Data records for software interfaces:
###

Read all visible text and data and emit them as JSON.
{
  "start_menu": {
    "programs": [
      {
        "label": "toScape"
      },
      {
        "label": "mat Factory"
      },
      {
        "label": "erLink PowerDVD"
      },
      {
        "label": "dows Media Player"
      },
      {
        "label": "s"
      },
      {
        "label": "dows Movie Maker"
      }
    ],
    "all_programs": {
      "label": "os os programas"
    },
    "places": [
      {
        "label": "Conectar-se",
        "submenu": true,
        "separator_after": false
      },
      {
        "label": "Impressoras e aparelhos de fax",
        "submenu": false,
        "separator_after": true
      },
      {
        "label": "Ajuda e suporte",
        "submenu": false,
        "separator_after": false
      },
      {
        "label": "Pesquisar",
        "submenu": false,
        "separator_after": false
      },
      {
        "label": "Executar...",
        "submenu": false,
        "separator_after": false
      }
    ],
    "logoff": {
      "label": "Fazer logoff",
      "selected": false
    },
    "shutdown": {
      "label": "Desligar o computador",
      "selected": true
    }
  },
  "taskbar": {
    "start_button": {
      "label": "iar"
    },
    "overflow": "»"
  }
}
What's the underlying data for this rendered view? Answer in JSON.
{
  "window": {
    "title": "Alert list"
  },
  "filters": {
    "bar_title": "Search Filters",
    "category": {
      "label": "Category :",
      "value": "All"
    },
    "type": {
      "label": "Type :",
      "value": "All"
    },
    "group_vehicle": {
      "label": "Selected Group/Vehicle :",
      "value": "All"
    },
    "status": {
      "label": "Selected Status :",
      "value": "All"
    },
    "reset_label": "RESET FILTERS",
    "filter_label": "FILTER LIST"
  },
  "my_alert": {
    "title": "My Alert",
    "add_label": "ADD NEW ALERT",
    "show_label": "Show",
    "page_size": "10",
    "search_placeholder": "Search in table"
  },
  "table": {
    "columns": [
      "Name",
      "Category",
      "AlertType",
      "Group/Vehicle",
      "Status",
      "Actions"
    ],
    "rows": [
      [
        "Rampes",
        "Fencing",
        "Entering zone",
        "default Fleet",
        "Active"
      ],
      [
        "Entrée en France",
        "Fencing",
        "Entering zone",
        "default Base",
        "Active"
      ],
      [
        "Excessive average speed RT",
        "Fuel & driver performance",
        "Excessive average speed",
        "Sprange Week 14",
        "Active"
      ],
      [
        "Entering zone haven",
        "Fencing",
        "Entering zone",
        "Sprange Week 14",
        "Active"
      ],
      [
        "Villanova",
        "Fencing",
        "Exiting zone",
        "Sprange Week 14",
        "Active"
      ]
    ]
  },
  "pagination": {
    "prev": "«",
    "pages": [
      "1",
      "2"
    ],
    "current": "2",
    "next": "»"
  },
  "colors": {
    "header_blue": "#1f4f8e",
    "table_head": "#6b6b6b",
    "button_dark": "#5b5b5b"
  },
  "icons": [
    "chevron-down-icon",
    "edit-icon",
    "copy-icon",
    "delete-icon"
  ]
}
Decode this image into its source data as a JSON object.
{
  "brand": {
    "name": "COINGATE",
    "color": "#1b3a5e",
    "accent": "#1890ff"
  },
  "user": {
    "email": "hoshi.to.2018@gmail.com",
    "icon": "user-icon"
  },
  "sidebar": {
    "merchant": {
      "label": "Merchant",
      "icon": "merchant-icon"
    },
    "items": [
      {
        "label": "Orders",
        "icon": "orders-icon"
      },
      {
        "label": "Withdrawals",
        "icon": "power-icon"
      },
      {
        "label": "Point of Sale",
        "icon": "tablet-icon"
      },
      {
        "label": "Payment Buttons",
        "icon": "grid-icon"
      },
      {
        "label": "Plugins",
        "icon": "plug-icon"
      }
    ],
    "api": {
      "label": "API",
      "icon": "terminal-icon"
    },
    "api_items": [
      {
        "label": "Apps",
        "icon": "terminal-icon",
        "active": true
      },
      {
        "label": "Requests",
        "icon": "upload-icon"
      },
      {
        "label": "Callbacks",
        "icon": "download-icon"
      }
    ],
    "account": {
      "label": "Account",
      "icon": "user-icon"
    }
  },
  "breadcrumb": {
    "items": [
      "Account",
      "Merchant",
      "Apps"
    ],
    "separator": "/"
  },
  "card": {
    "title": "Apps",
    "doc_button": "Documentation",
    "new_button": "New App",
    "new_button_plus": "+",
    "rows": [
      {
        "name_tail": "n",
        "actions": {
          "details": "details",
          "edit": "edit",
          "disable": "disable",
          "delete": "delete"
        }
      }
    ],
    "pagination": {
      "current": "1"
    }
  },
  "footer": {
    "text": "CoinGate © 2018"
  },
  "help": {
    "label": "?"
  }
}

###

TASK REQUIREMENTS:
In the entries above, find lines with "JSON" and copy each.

REPLY:
Read all visible text and data and emit them as JSON.
What's the underlying data for this rendered view? Answer in JSON.
Decode this image into its source data as a JSON object.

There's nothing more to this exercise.